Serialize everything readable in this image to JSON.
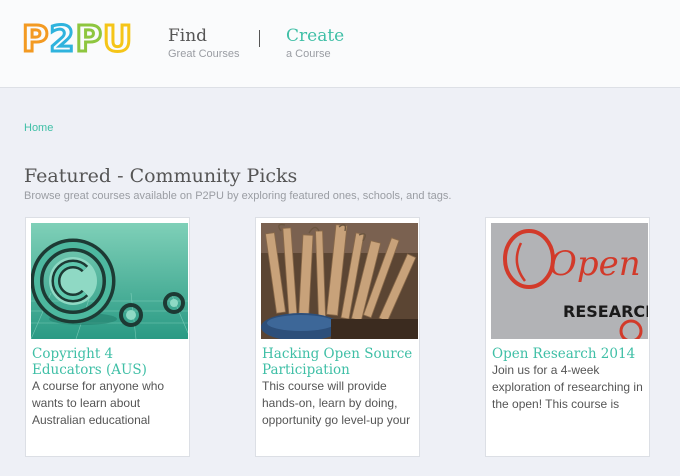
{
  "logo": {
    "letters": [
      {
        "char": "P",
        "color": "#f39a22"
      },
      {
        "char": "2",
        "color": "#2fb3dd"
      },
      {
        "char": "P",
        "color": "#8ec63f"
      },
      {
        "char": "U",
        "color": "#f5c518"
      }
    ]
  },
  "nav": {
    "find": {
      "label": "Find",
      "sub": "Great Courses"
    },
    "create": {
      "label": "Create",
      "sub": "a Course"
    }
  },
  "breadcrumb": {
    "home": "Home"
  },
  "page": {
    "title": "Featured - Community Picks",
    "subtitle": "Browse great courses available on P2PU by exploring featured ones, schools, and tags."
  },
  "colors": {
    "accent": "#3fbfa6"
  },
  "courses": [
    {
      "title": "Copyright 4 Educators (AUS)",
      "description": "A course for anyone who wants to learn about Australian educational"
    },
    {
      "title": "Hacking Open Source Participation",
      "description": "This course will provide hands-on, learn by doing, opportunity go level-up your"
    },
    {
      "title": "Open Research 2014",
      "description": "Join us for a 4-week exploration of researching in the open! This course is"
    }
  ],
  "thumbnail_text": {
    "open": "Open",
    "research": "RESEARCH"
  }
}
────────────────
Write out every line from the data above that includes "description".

      "description": "A course for anyone who wants to learn about Australian educational"
      "description": "This course will provide hands-on, learn by doing, opportunity go level-up your"
      "description": "Join us for a 4-week exploration of researching in the open! This course is"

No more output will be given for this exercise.